Irwin said a number of environmental goals with an economic bend to them should appeal to Snyder, such as investing in clean energy and technology around advanced batteries and wind turbines. He also thinks Snyder has stated a strong commitment to tourism, which will require protecting Michigan's beaches, state parks and fish and wild life management.
"So I'm hopeful there," he said. "I think we're going to have some success with stuff that can be messaged as economic development."
Irwin said he's concerned about statements Snyder has made that equate "less regulation" with being "business friendly." Irwin favors increased pollution controls for coal plants, which are a source of harmful mercury and sulfur dioxide in the environment.
James D'Amour, an executive committee member of the local Huron Valley Group of the Sierra Club, said he's reserving judgment on Snyder at this point.

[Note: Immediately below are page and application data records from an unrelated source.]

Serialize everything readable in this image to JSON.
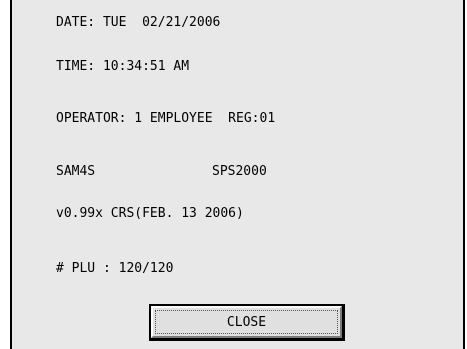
{
  "info": {
    "date_line": "DATE: TUE  02/21/2006",
    "time_line": "TIME: 10:34:51 AM",
    "operator_line": "OPERATOR: 1 EMPLOYEE  REG:01",
    "brand": "SAM4S",
    "model": "SPS2000",
    "version_line": "v0.99x CRS(FEB. 13 2006)",
    "plu_line": "# PLU : 120/120"
  },
  "buttons": {
    "close_label": "CLOSE"
  }
}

"He said some very good things in his speech Tuesday night. It's not stuff you normally hear from the average Republican these days," he said.
D'Amour said he would applaud Snyder if he pushed for better enforcement and decent funding to crack down on combined animal feeding operations — also known as factory farms or CAFOs. D'Amour said CAFOs currently "seem to exempt themselves from environmental regulations" and are causing groundwater pollution.
Asked during a public radio call-in program if he'd ensure that CAFOs don't pollute groundwater, Snyder rhapsodized about family farms and said environmental regulations were sometimes applied too harshly to agriculture.
"If you look at it from a farmer's interest, they're the best stewards of the land. What interest do they have in doing harm to the environment?" he said. "We shouldn't have a default setting to say, 'They're bad people.' We need a default setting, 'These people are actually trying to help.'"
Most of Michigan's roughly 200 CAFOs aren't family farms, and regulating them has been a challenge for state environmental quality experts. They typically house thousands of animals, ranging from pigs to poultry, and a farm with 5,000 cows produces as much waste in a day as a city the size of Lansing.
Some of the biggest operations are run by Vreba-Hoff Dairy Development LLC, an Ohio-based company that helps farmers from the Netherlands set up dairy farms in Ohio, Michigan and Indiana. The company has paid hefty penalties for manure spills and failing to set up new sewage treatment systems at its two farms near Hudson in Lenawee County.
Heaped on top of those concerns, environmental groups note that Snyder will inherit a $1.42 billion budget deficit when he takes office in January. And his plan to eliminate the Michigan Business Tax is estimated to leave the state with an additional hole of $1.5 billion or more.
"He's not said how he will offset these cuts yet. He dodged that question in the debate," Werder said. "These aren't criticisms. These are areas of concern we'll have to watch closely."
The Associated Press contributed to this report. Ryan J. Stanton covers government and politics for AnnArbor.com. Reach him at firstname.lastname@example.org or 734-623-2529.